If the E.G.T is running hot, this can mean that you are running lean. And you will need to make adjustments in your fuel pressure or even timing so you can provide a safer spark, or air/fuel mixture.
The A/F gauge will measure the air to fuel ratio that is being burned in your combustion chamber, or in other words how lean or rich you are running. The air/fuel ratio is the ratio of Air to Fuel drawn into the cylinder. The optimum ratio of Air to Fuel is about 13.5-pounds or air to 1-pound fuel.
There are Narrowband and Wideband Air/Fuel gauges available. A Narrowband does not provide the precise Air/Fuel reading needed for tuning. The Narrowband will meter the output of voltage from the vehicles oxygen sensor through LED lights.
Narrowband Air/Fuel Gauge The Narrowband Oxygen Sensor cannot indicate what exactly the A/F ratio is in the rich or lean areas due to the fact that oxygen sensor output changes with temperature and wear. When the oxygen sensor temperature increases the voltage output will decrease in the rich area, and it will increase in the lean area
Wideband Air/Fuel Gauge A Wideband Air/Fuel gauge is better suited for tuning. These gauges will provide an accurate reading of the Air/Fuel ratio. The wideband sensor provides a signal that’s virtually proportional to the amount of oxygen that is in the exhaust stream.
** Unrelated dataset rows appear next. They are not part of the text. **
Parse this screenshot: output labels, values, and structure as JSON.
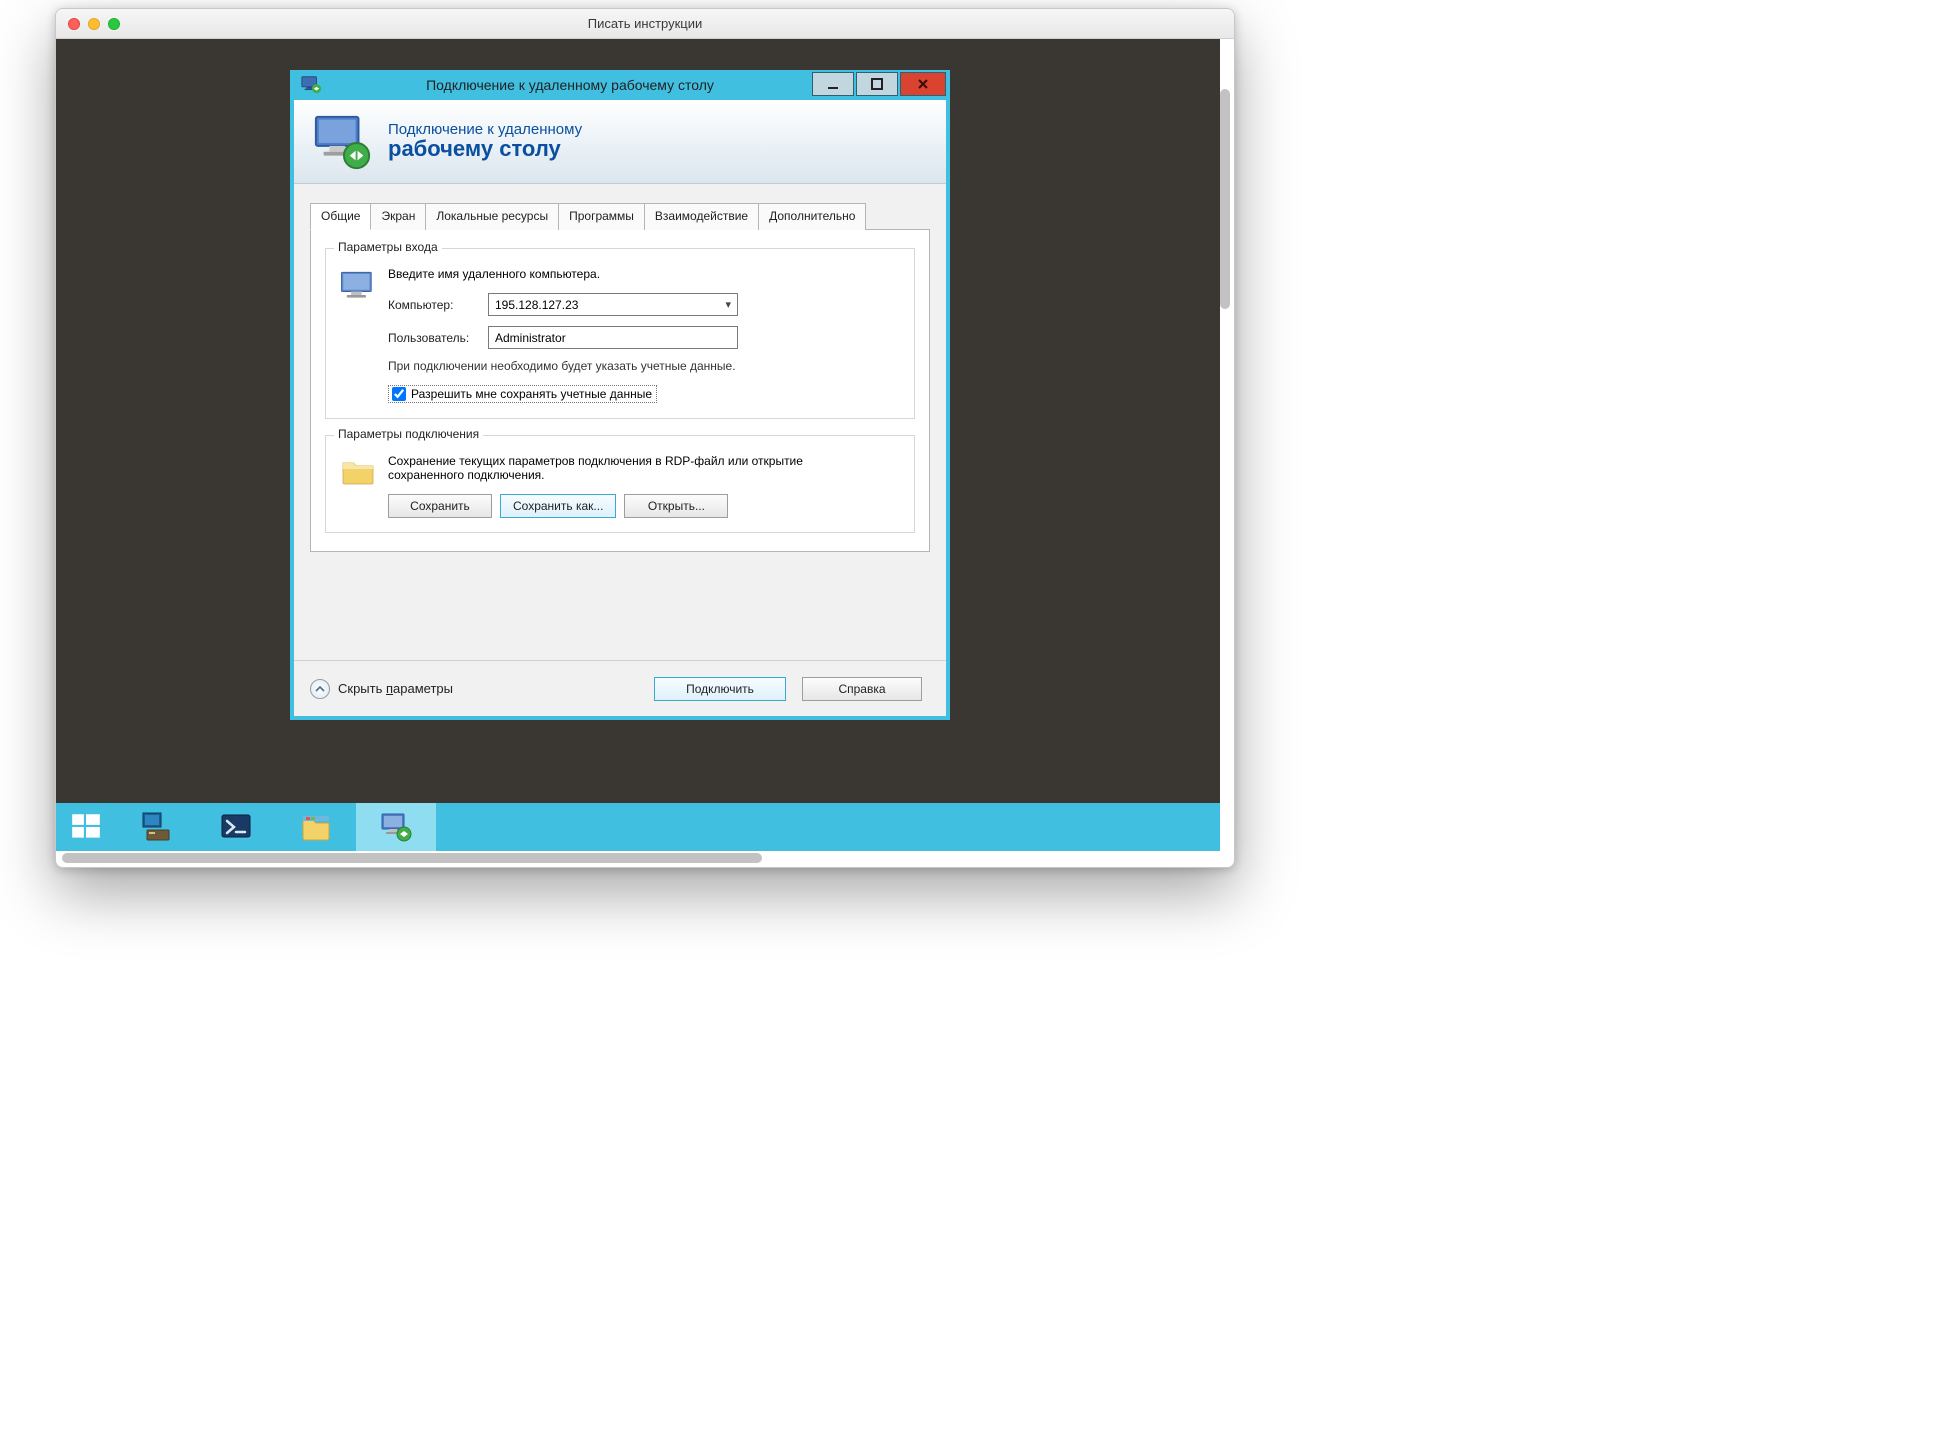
{
  "mac": {
    "title": "Писать инструкции"
  },
  "rdp": {
    "window_title": "Подключение к удаленному рабочему столу",
    "header_line1": "Подключение к удаленному",
    "header_line2": "рабочему столу",
    "tabs": {
      "general": "Общие",
      "display": "Экран",
      "local": "Локальные ресурсы",
      "programs": "Программы",
      "experience": "Взаимодействие",
      "advanced": "Дополнительно"
    },
    "login_group": {
      "title": "Параметры входа",
      "instruction": "Введите имя удаленного компьютера.",
      "computer_label": "Компьютер:",
      "computer_value": "195.128.127.23",
      "user_label": "Пользователь:",
      "user_value": "Administrator",
      "hint": "При подключении необходимо будет указать учетные данные.",
      "save_creds_label": "Разрешить мне сохранять учетные данные"
    },
    "conn_group": {
      "title": "Параметры подключения",
      "instruction": "Сохранение текущих параметров подключения в RDP-файл или открытие сохраненного подключения.",
      "save": "Сохранить",
      "save_as": "Сохранить как...",
      "open": "Открыть..."
    },
    "footer": {
      "toggle_pre": "Скрыть ",
      "toggle_accel": "п",
      "toggle_post": "араметры",
      "connect": "Подключить",
      "help": "Справка"
    }
  }
}
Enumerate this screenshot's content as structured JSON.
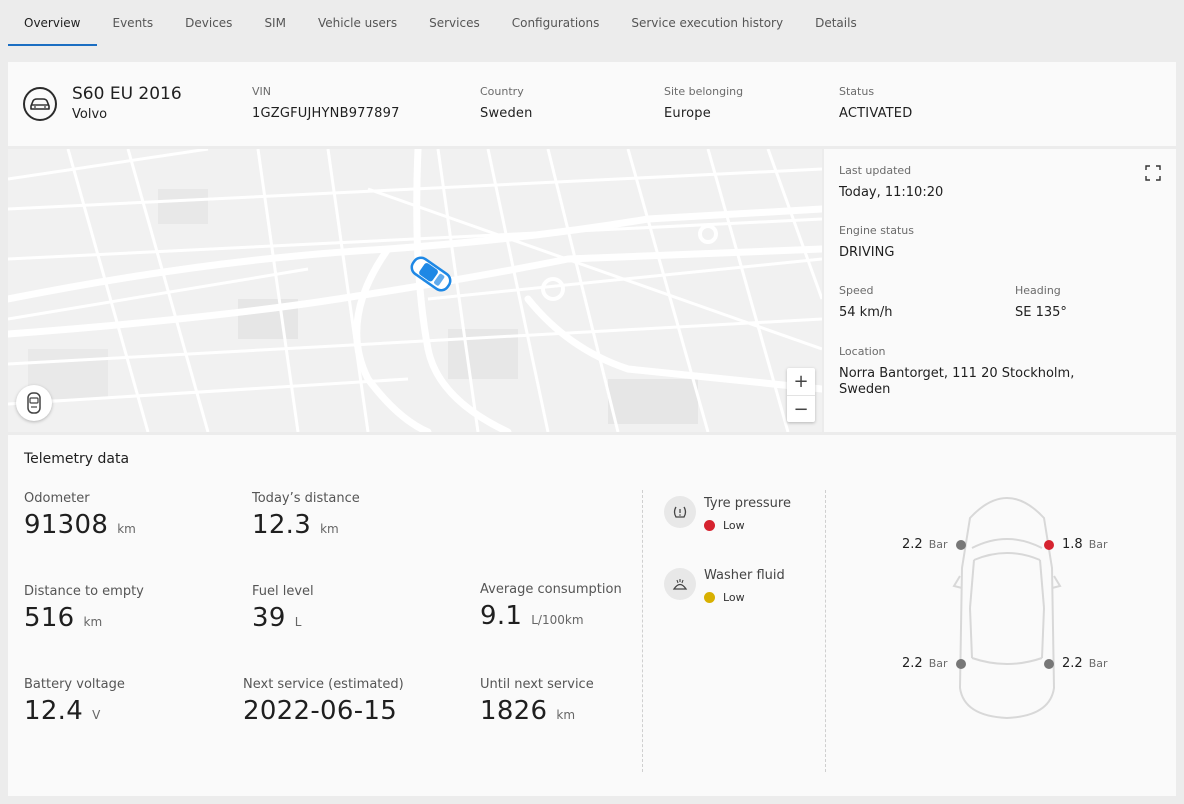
{
  "tabs": [
    "Overview",
    "Events",
    "Devices",
    "SIM",
    "Vehicle users",
    "Services",
    "Configurations",
    "Service execution history",
    "Details"
  ],
  "vehicle": {
    "model": "S60 EU 2016",
    "brand": "Volvo",
    "vin_label": "VIN",
    "vin": "1GZGFUJHYNB977897",
    "country_label": "Country",
    "country": "Sweden",
    "site_label": "Site belonging",
    "site": "Europe",
    "status_label": "Status",
    "status": "ACTIVATED"
  },
  "map": {
    "zoom_in": "+",
    "zoom_out": "−",
    "locate_icon": "car-front-icon",
    "expand_icon": "fullscreen-icon"
  },
  "info": {
    "last_updated_label": "Last updated",
    "last_updated": "Today, 11:10:20",
    "engine_label": "Engine status",
    "engine": "DRIVING",
    "speed_label": "Speed",
    "speed": "54 km/h",
    "heading_label": "Heading",
    "heading": "SE 135°",
    "location_label": "Location",
    "location_line1": "Norra Bantorget, 111 20 Stockholm,",
    "location_line2": "Sweden"
  },
  "telemetry": {
    "title": "Telemetry data",
    "odometer": {
      "label": "Odometer",
      "value": "91308",
      "unit": "km"
    },
    "todays_distance": {
      "label": "Today’s distance",
      "value": "12.3",
      "unit": "km"
    },
    "distance_to_empty": {
      "label": "Distance to empty",
      "value": "516",
      "unit": "km"
    },
    "fuel_level": {
      "label": "Fuel level",
      "value": "39",
      "unit": "L"
    },
    "avg_consumption": {
      "label": "Average consumption",
      "value": "9.1",
      "unit": "L/100km"
    },
    "battery_voltage": {
      "label": "Battery voltage",
      "value": "12.4",
      "unit": "V"
    },
    "next_service": {
      "label": "Next service (estimated)",
      "value": "2022-06-15"
    },
    "until_next_service": {
      "label": "Until next service",
      "value": "1826",
      "unit": "km"
    }
  },
  "alerts": {
    "tyre": {
      "label": "Tyre pressure",
      "status": "Low",
      "color": "#d6232f"
    },
    "washer": {
      "label": "Washer fluid",
      "status": "Low",
      "color": "#d8b000"
    }
  },
  "tyres": {
    "unit": "Bar",
    "front_left": {
      "value": "2.2",
      "color": "#777777"
    },
    "front_right": {
      "value": "1.8",
      "color": "#d6232f"
    },
    "rear_left": {
      "value": "2.2",
      "color": "#777777"
    },
    "rear_right": {
      "value": "2.2",
      "color": "#777777"
    }
  },
  "colors": {
    "accent": "#1b6ec2",
    "alert_red": "#d6232f",
    "alert_yellow": "#d8b000",
    "car_marker": "#1e88e5"
  }
}
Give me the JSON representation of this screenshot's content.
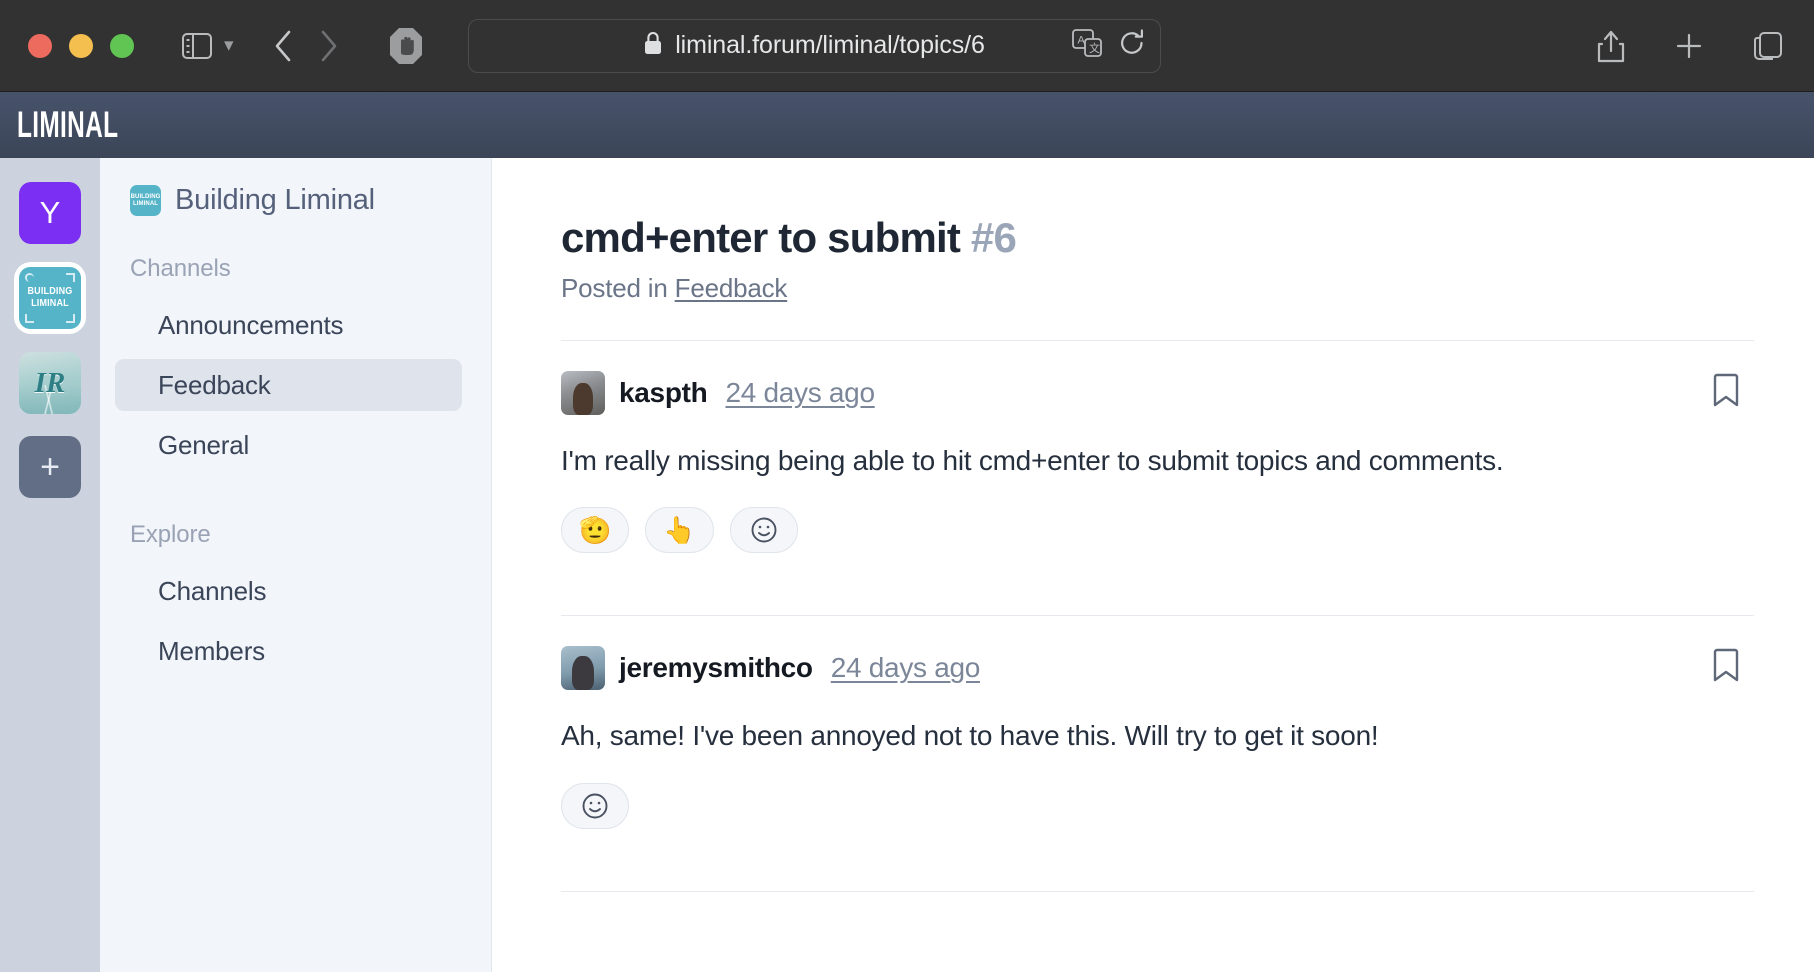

A wideband Air/Fuel gauge is by far one of the best investments tools you can have when dealing with tuning. This will allow you to have a full accurate reading of your Air/Fuel mixture. If your Air/Fuel ratio is lean, you can blow your engine. This gauge will help you achieve accurate readings so that you will have the proper Air/Fuel levels so you can enjoy peak performance with engine longevity.
Oil Pressure Gauges
Oil Pressure Gauge
Correct oil pressure is crucial to the longevity of your engine and supercharger. If oil pressure is low or nonexistent this can ruin your engine, supercharger, or turbo. If you notice a drop in oil pressure or you notice that your needle is lower than normal this can indicate a leak, clog, or part failure.
Stock vehicles usually come equip with an, “idiot light” that will come on when you are low on oil. With an oil pressure gauge you will be able to get a more accurate reading, which will not only tell you that you are low, but it will also let you know precisely what your oil pressure is.
With proper oil pressure readings you can avoid engine, supercharger, and turbo failures caused by low oil.
Gauges not only look great, but they are a helpful monitoring tool that will have your supercharged engine working in peek conditions. They are a must if you are trying to achieve the most from your setup.